US6898907Jun 12, 2001May 31, 2005Aranar, Inc.Supplying a compressible fluid material to a cavity of a shaping member where it sets to form solid foam; removable
US7127866Oct 12, 2004Oct 31, 2006Aranar, Inc.Method of removing shattered glass panes divided by cracks into separate pane sections
US7134244Jan 31, 2002Nov 14, 2006Aranar, Inc.Stabilized window structures and methods of stabilizing and removing shattered glass from window structures
US7231747Oct 12, 2004Jun 19, 2007Aranar, Inc.Method of removing one or more shards from the track of a frame
US7249444Oct 12, 2004Jul 31, 2007Aranar, Inc.Stabilized window structure and method of stabilizing window structures entirely or substantially entirely devoid of glass
Classifications
U.S. Classification427/421.1, 427/427.5, 427/427.6, 427/427.7

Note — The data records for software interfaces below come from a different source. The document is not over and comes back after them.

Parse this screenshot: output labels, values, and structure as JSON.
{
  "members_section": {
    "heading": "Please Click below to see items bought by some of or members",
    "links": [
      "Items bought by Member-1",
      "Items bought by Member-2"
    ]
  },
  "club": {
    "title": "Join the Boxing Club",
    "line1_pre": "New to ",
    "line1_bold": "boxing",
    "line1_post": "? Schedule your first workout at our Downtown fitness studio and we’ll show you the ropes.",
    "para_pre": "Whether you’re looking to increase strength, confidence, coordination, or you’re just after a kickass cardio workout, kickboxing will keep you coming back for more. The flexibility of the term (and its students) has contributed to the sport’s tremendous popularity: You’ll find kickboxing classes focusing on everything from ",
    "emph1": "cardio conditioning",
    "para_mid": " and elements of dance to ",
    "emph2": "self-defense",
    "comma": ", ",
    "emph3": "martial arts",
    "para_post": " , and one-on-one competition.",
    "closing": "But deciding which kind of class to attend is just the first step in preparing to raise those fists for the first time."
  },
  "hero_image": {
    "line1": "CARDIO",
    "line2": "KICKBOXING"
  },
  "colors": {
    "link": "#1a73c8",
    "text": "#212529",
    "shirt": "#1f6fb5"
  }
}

Cooperative ClassificationB05D1/02, B05B17/0607